Lonely Planet Kids sent me a copy of the new picture book called How Cities Work by James Gulliver Hancock. It’s gorgeous! Like the title suggests, it’s a book about how cities work, from how they form, transport options, construction, living spaces, services, the structures under the ground and above the ground, and even futuristic cities.
The book is interactive for children, with sturdy open out pages, lift the flap sections and detailed illustrations to look over time and time again. My children found it very engaging, and informative too. Here’s an example of a fold out page with lift the flat sections so you can peek inside. This format gives you the feeling of being part of the city, like you’re immersed in the scene. The pages here open up to reveal life inside this high rise.
The illustrations are delightful. Detailed enough to make children want to read the book again and again as they search for new things, and yet the illustrations hold a simplicity that is pleasing to the eye.

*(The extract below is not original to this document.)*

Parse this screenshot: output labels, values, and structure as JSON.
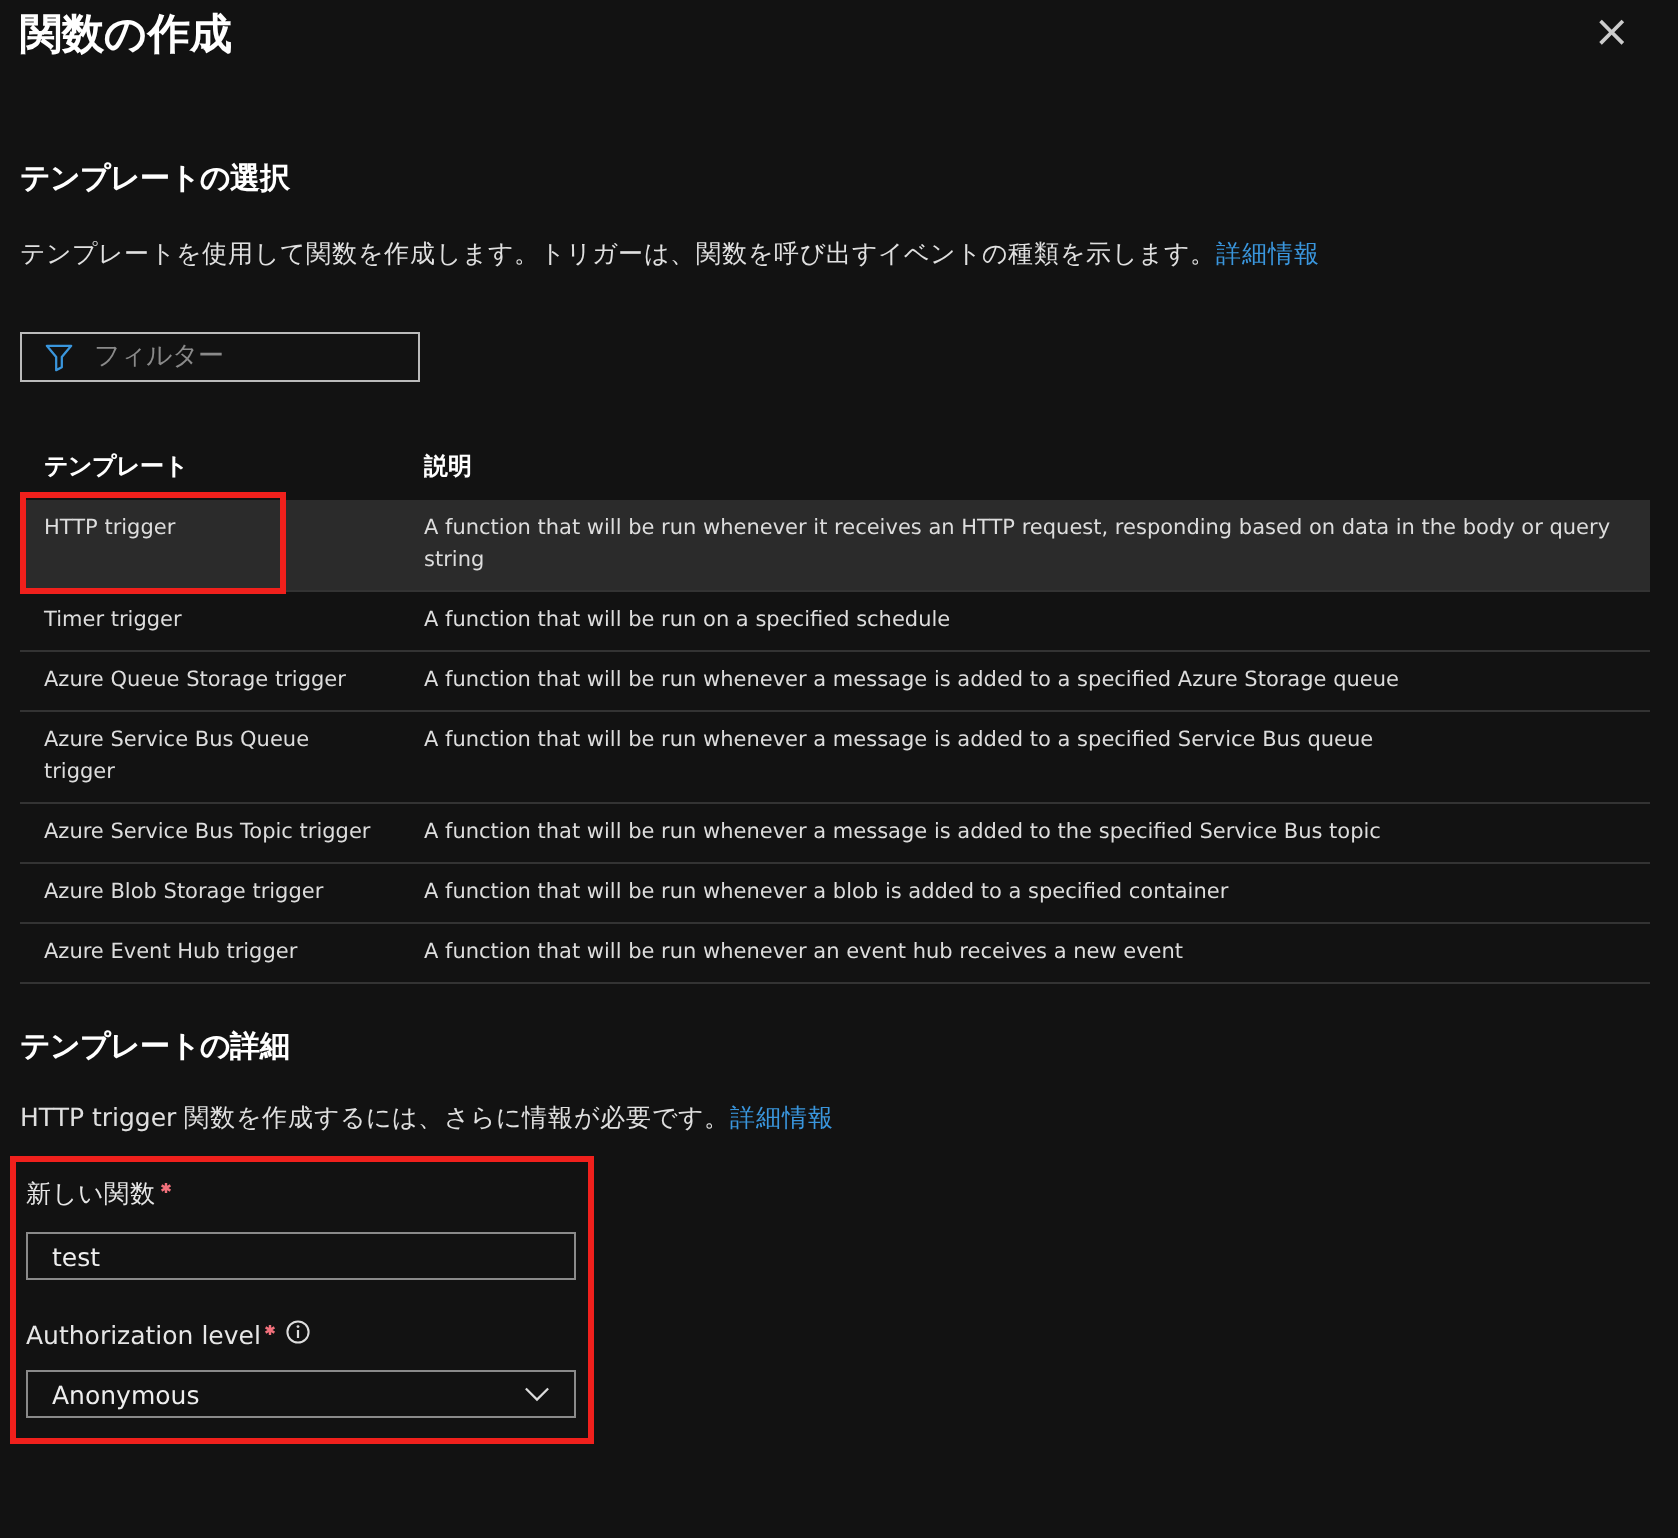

This book would appeal to a wide age group due to its engaging nature (even my teens enjoyed it). However, I would pick the niche age to be from 5 to 11. The fold out sections are really sturdy which means longevity for this type of book and the cover is extremely thick and unbending which makes it easy to take in and out of the bookcase without affecting its shape. In saying that, for young children, it may be a good sit-and-read-together type of book. I also appreciated the general nature of the information and illustrations in that they can applied to cities in general. While some minor features are Americanised, the book doesn’t appear to me to be modelled on only just one place, so is relatable to many cities around the world. I believe this is one of those books children will remember loving well into adulthood.